Chick’s discovery kept the War Eagle alive through 1957, contributing to the region’s economy.
In 1949 son Fred was born. In 1951 the family moved a few miles north to the town of Shoshone when Chick became superintendent of mines for a small mining company, Southern California Minerals Co. The company had three owners: Walter Skeoch and his two sons, Jim and Tom. It specialized in the hard rock talc mines of Superior, Pongo, the Whitecap, Bonney and Panamint mines in Death Valley and the big Treasure State mine in Montana, all of which served the ceramics industry.

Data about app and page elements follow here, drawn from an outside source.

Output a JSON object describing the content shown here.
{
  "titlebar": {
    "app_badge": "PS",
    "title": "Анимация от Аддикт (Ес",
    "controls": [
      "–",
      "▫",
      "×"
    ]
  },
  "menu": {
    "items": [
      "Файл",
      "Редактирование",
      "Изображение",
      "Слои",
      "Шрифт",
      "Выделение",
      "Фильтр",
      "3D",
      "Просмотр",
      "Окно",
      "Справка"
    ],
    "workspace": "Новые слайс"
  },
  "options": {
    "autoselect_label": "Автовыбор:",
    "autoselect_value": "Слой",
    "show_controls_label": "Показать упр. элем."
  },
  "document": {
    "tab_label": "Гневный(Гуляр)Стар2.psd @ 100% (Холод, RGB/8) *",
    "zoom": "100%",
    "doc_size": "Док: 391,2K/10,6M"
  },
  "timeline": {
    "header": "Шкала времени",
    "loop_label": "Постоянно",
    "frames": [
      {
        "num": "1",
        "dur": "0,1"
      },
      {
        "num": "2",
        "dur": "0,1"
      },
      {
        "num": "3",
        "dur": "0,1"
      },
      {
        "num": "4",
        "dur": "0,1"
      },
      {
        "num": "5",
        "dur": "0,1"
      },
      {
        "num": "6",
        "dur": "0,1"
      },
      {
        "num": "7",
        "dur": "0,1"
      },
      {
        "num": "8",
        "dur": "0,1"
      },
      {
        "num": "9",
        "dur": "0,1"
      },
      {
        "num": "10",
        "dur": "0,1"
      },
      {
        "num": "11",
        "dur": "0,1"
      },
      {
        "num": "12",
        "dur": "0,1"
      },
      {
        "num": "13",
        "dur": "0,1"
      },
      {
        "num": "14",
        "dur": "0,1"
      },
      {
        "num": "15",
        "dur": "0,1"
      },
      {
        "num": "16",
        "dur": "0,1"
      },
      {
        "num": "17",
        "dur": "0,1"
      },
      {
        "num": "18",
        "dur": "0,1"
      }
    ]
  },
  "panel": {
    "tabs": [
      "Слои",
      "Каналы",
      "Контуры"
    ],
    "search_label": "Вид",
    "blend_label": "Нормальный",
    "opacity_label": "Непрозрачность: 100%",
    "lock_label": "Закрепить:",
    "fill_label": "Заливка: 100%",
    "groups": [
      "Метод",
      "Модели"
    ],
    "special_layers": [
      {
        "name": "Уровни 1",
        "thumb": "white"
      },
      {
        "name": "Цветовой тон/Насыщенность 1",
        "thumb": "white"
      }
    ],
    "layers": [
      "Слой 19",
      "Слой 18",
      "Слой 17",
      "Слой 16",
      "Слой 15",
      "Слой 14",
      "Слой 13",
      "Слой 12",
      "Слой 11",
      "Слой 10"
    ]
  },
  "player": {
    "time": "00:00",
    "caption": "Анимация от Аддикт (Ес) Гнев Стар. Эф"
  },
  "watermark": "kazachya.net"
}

Chick was with SCMC for several years when an opportunity came to buy into the Western store The Roundup and facilitate the dream of living in Jackson Hole. At about the same time he was offered the head mining geologist job at the Park City mines in Utah, which he turned down. In 1958 a partnership was formed with wife Clare, her sister Neita and Neita’s husband, Abi. The partnership began business in the summer of 1958. Chick kept working for SCMC as a consulting superintendent of mines for four more years, during which time the Joys spent winters in Shoshone, California.
In 1963 Dick and Skippy Boyer’s Log Cabin Bar property on the south side of the square went up for sale. The property was in an excellent location, yet Chick and Abi were already in debt for The Roundup, and finding financing was difficult. Having formed lasting friendships with Walter, Jim and Tom Skeoch from his mining days, Chick formulated a proposal whereby the Skeochs could become shareholders along with him and Abi in a new company known as the “The Rancher Corp.”
The Rancher Bar and Lounge and The Ranch Shops opened in the summer of 1964 and became iconic on the square. Chick was president of The Rancher Corporation until he retired.
Over the years Chick and Clare volunteered their time to the community, Chick served as president of the hospital board and Clare as president of the St. John’s Auxiliary. Chick was a strong believer in education and helped several young adults with their tuition. He was a truly generous man.
Chick and Clare’s first grandchild, Heather, was born in 1979, followed by Kristen in 1981 and Charlie in 1987. Chick retired in 1990 and sold most of his Jackson businesses to Tom and Jane Skeoch. He then had knee surgery on both knees, having worn them out skiing at Alta, Snow King and Teton Village. He fondly remembered skiing spring corn snow on the Hobacks each year with Grant Larsen and Bill Mecham. From 1965 to 2008 he kept a boat at Colter Bay and enjoyed summers on Jackson Lake with Clare, Fred and Fred’s then-wife, Diana, and their children.
In 1970, Chick and Clare purchased a home on Maui. They loved the Hawaiian islands and spent many winters there but wanted a place closer to their grandchildren. They found a second home in St. George, Utah, as a more accessible respite from Jackson winters. It also allowed Chick to make a year-round venture of golf.
In April 2007, after two years of serious decline, Clare, Chick’s wife of 65 years, passed away at home. His lasting legacy is the tender at-home care he provided for her. She never had to go to a nursing facility.
Chick stubbornly took care of himself in similar fashion, living at his St. George home unassisted. He befriended his neighbor, Fawn Pickett, and assisted her in her later years.
He maintained his humor to the end.
Chick is survived by his son Fred, and his wife, Sue; grandchildren Heather (Patt) Joy Harrington, Kristen (Tom) Joy Hartnett and Charlie (Anna) Joy; and great-grandchildren Mack, Beau, Greyson and Maxwell, all of Jackson.